Watching the mining companies race downhill of late may be terrific preparation for taking in the 2014 Winter Olympics from Sochi, Russia. But it can be a gut-wrenching exercise from an investment perspective.
I’m referring first to Brazil’s Vale SA (ADR) (NYSE:VALE) and London-Based Rio Tinto plc (ADR) (NYSE:RIO), two behemoth companies whose shares have plummeted by 34% and 28%, respectively, since the first clock ticks of 2013. However, if I recall correctly, a key tenet of investing involves buying low and selling high. On that basis, the two companies appear to provide patient Fools with extremely compelling opportunities for future profits.
Hardly a Vale SA (ADR) (NYSE:VALE) of tears
Rio de Janeiro-based Vale SA (ADR) (NYSE:VALE), for example, sports a sizable $73.5 billion market capitalization and produces an array of minerals that includes iron ore and pellets, copper, manganese, ferroalloys, cobalt, platinum, nickel, and fertilizers. It also mines precious metals and maintains a variety of Brazilian mining-related transportation systems, including railroads and ports.
But what’s most likely to pique your interest in the company are metrics that juxtapose a forward P/E ratio at a paltry 6.45 times with an attractive PEG ratio that sits on the shy side of 0.50. (Remember that the PEG ratio is the quotient derived from dividing a company’s P/E by its anticipated growth rate. So numbers below 1.0 become especially intriguing.) At the same time, Vale SA (ADR) (NYSE:VALE)’s operating margin nudges a healthy 30%, and it offers an alluring 5.30% forward annual yield. What’s more, a significant portion of its price slide may be tied to weakness in the Brazilian Real.
Robust Rio Tinto plc (ADR) (NYSE:RIO)
Rio Tinto plc (ADR) (NYSE:RIO) presents a similar picture. The slightly larger — $80 billion market cap — company cranks out all manner of aluminum products, along with copper, molybdenum, coal, uranium, and iron ore, among others. It also produces both silver and gold.

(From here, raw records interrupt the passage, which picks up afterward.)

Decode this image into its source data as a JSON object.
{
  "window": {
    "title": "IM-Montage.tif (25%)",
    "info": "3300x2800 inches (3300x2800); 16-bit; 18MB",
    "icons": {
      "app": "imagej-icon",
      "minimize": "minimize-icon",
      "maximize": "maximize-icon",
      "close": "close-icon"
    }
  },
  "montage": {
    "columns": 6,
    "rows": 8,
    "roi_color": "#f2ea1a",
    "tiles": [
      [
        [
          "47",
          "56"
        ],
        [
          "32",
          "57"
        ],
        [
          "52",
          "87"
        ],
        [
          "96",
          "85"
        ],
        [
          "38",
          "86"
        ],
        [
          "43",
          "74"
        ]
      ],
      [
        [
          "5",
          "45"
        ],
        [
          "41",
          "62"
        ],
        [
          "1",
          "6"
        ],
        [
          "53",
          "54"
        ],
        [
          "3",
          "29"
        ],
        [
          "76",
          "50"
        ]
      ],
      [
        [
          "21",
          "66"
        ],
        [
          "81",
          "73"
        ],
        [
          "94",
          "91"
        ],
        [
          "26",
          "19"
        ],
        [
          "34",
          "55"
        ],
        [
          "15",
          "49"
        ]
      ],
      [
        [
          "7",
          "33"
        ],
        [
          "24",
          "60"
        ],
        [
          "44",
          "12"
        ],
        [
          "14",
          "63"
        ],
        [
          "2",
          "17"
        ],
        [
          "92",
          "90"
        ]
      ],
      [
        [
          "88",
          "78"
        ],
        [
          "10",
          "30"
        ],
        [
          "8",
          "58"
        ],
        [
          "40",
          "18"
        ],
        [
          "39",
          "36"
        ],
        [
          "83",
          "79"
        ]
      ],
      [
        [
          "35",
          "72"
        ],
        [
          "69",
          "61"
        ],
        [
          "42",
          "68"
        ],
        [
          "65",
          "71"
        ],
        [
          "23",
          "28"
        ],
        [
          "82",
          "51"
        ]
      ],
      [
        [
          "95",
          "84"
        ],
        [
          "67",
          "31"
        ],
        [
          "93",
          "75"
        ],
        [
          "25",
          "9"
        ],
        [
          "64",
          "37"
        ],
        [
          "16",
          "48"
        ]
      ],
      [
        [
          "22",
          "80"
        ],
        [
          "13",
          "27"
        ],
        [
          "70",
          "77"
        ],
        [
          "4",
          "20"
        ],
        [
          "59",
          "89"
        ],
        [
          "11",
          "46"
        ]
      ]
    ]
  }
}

At 7.48 times, the company’s forward P/E represents only a slightly higher valuation than Vale SA (ADR) (NYSE:VALE)’s. Similarly, its PEG ratio sits a smidgen atop 0.50. At approximately 22.5%, its operating margin is about 25% below its Brazilian competitor’s. The company’s forward annual dividend yield is 4.20%. It’s also worth noting that half of the analysts who follow Rio Tinto plc (ADR) (NYSE:RIO) rate it a buy, while the remainder all accord it a strong buy rating.
Pour in petroleum
I’m slightly less sanguine about the largest of the world’s miners, Melbourne-headquartered BHP Billiton Limited (ADR) (NYSE:BHP).